The study, released by the International Centre for Media and the Public Agenda at the University of Maryland, analysed news coverage by 13 major US newspapers over two time periods: September 11, 2001, to December 31, 2002, and January 1, 2006, to January 15, 2007. In both periods, news coverage emphasised Pakistan’s connection to key American concerns, viewing it, alternatively, as a staunch Muslim ally as a frontline in the “War on Terror,” as a critical player in nuclear politics, as a key conduit in the narcotics trade, and as a major recipient of American aid.

Because of such reports, Pakistan has received a fair amount of attention in the US press. And audiences are taught to be afraid. The study found that newspapers, in breaking stories, as well as in editorials and op-eds, too readily conflated different kinds of terrorism. Articles did not adequately distinguish between state terrorism, such as that formerly practised by the Taliban, and terrorism by distinctive terrorist groups, such as Al Qaeda or Lashkar-e-Taiba. In breaking stories, reporters too often used a range of terms interchangeably in a single article, among them “terrorist,” “militant” and “extremist,” disregarding real differences in tactics, motives, history, politics and culture among the groups.

Moeller writes, “Following the December 2001 terrorist attack on the Indian Parliament, for example, journalists raised the spectre of ‘terrorists’ gaining control of Pakistan ’s nuclear weapons. Papers drew connections between Al Qaeda and other groups – even without explicit reasons – and linked in fears of Al Qaeda or some unnamed ‘terrorists’ gaining control of Pakistan ’s nuclear arsenal … Seemingly posing almost as great a risk as nuclear weapons, according to a plethora of stories, were the Pakistani madrassas. Madrassas, as the Washington Post noted in 2002, were ‘a breeding ground for terrorist organisations’. Articles observed that Pakistan has thousands of madrassas – implying that the country is virtually awash with training camps for terrorists masquerading as schools for boys.
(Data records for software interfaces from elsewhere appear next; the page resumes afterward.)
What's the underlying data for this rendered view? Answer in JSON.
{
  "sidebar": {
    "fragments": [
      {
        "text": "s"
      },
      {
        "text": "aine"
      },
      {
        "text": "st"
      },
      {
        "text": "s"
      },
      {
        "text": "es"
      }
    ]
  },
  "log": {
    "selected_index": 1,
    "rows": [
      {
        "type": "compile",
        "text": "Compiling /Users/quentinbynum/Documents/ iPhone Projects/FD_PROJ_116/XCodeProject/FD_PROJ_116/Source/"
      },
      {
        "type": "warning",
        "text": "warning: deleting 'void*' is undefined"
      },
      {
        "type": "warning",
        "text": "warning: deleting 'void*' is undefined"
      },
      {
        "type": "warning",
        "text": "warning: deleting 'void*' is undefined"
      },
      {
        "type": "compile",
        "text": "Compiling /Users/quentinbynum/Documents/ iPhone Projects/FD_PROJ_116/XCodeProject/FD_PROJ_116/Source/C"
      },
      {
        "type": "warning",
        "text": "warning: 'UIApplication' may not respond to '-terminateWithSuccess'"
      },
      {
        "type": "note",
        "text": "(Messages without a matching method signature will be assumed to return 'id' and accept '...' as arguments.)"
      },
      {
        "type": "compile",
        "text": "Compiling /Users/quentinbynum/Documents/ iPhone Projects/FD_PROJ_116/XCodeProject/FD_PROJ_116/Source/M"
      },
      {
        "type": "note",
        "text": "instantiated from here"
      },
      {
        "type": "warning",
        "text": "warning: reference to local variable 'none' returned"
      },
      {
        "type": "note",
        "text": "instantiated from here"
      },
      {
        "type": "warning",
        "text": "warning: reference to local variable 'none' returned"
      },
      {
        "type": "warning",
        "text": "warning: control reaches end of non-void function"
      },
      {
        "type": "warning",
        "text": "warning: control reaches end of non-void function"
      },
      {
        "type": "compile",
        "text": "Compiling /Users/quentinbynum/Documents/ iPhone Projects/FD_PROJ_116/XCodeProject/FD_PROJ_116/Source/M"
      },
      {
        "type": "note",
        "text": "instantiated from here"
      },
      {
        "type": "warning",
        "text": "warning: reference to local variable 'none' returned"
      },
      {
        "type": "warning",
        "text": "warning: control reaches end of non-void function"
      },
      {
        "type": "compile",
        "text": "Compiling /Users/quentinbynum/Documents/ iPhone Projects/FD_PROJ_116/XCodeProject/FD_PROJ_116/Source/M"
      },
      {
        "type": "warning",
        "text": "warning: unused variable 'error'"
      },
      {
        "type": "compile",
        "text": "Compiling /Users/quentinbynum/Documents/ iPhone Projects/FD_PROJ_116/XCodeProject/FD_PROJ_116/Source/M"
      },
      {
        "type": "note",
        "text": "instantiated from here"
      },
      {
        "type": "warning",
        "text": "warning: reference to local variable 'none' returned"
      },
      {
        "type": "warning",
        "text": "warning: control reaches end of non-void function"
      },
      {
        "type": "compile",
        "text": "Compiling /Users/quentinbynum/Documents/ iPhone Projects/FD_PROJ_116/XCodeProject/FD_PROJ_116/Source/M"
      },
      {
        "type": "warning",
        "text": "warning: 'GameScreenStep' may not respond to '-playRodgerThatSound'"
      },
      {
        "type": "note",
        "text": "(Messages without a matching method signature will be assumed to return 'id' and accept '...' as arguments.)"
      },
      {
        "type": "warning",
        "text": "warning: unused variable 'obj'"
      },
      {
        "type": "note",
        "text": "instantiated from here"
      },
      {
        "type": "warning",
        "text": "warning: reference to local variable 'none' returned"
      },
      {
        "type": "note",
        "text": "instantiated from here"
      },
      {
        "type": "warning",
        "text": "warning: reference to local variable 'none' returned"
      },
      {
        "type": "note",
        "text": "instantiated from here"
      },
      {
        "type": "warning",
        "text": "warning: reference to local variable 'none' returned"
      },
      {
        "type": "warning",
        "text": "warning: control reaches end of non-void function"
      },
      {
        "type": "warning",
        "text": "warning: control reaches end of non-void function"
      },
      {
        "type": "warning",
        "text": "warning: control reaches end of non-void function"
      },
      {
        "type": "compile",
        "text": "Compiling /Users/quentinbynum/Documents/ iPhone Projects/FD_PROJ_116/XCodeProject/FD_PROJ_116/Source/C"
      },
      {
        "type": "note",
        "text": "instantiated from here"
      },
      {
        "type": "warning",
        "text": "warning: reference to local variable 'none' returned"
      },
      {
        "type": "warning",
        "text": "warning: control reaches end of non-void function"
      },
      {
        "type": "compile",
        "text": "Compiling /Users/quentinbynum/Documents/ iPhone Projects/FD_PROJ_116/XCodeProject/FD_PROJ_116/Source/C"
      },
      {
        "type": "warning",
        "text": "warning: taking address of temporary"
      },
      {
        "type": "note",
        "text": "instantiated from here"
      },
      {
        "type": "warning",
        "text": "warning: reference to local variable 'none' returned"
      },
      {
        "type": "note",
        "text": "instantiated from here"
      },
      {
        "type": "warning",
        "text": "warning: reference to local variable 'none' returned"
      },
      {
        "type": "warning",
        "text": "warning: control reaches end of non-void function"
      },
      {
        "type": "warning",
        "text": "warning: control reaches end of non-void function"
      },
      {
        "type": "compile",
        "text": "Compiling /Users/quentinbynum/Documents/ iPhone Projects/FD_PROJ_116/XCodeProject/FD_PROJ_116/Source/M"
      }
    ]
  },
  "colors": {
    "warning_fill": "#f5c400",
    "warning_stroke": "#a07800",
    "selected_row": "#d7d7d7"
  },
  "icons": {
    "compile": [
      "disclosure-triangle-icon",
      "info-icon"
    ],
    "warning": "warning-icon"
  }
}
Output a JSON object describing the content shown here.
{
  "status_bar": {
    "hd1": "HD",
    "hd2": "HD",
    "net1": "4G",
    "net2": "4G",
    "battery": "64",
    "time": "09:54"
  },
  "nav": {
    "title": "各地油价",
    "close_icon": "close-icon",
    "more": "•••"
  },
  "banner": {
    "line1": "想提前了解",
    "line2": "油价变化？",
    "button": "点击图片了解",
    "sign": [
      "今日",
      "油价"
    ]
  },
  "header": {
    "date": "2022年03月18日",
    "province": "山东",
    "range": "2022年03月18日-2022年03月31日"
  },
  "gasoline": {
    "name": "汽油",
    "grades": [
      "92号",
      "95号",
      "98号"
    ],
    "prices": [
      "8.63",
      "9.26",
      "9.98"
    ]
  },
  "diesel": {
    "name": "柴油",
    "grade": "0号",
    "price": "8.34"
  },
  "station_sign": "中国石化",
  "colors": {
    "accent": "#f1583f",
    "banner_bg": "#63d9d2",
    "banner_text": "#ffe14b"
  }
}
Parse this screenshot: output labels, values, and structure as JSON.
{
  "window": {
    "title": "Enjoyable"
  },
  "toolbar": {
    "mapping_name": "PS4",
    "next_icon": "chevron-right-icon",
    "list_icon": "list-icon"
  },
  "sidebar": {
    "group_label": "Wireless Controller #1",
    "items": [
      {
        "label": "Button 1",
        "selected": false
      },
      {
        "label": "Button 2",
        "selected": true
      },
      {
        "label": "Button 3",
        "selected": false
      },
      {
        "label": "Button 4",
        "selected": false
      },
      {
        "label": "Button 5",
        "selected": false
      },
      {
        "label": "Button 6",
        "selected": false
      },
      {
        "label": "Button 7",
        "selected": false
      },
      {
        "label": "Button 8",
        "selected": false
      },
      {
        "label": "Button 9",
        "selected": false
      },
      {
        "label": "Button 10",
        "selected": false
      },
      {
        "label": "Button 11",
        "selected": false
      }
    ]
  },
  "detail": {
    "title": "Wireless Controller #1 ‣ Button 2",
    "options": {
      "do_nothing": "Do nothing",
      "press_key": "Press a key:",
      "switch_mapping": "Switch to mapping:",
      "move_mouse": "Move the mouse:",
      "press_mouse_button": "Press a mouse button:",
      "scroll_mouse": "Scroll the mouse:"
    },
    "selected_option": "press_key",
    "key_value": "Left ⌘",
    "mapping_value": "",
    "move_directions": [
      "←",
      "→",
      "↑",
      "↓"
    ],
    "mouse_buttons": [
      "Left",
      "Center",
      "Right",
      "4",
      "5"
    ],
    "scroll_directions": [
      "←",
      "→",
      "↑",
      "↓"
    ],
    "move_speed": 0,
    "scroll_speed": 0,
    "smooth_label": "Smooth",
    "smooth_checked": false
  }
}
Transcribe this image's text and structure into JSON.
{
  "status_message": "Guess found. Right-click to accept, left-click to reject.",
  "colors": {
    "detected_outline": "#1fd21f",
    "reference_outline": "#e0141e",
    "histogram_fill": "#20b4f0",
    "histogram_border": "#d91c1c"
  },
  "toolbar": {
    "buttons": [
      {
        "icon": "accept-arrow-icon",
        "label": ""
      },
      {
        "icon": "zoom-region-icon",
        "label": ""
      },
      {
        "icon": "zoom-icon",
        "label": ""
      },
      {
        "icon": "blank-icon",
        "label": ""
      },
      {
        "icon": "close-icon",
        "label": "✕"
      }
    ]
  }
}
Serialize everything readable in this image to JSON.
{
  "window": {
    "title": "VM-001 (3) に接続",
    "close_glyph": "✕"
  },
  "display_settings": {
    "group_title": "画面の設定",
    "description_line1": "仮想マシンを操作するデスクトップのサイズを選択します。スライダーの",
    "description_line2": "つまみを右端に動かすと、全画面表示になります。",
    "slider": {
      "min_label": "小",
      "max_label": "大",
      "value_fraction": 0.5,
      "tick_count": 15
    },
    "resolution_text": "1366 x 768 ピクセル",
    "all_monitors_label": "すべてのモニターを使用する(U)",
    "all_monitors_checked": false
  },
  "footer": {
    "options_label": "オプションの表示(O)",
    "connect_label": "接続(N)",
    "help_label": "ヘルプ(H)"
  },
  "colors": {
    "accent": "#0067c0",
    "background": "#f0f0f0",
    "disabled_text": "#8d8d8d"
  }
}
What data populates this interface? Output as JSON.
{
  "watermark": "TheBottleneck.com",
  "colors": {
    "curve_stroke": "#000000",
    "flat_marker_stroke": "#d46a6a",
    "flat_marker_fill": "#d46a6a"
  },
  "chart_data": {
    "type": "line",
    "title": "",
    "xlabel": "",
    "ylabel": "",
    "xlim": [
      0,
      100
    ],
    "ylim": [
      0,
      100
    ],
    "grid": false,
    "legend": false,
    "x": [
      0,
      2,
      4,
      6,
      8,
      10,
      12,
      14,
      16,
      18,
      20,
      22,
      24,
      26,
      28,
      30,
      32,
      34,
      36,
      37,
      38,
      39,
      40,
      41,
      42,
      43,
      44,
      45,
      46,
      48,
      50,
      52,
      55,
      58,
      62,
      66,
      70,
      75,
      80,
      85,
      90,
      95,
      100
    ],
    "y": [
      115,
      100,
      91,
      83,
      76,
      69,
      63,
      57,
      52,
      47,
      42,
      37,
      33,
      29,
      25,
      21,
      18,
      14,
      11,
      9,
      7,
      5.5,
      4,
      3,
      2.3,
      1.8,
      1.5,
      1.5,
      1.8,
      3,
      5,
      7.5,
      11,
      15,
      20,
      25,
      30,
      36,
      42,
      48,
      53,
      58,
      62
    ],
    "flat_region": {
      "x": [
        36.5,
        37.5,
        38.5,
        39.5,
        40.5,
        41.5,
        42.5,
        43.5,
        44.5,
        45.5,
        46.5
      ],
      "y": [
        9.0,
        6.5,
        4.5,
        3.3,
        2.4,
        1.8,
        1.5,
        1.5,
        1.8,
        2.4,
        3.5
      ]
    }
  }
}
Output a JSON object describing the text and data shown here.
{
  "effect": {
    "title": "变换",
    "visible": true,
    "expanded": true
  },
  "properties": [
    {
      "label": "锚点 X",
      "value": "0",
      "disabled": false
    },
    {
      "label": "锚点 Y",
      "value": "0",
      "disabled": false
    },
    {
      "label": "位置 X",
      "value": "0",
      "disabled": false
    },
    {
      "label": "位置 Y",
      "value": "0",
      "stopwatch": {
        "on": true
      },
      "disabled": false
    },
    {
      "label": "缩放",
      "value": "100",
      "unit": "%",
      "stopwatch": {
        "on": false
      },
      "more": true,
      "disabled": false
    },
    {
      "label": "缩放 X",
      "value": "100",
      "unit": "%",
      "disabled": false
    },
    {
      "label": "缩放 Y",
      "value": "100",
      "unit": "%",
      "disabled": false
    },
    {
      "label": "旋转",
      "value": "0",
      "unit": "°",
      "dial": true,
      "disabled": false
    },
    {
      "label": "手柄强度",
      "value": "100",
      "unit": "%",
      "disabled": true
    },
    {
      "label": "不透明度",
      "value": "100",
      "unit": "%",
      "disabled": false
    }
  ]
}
Journalists repeatedly profiled the Haqqani madrassa, for example, observing that it is the alma mater of 90 percent of the former Afghan Taliban leadership. Few efforts were made to define the term ‘madrassas’ for the American audience. As the controversy over US Senator Barack Obama’s childhood schooling earlier this year pointed up, the use of the word ‘madrassa’ almost always carries a loaded political meaning.”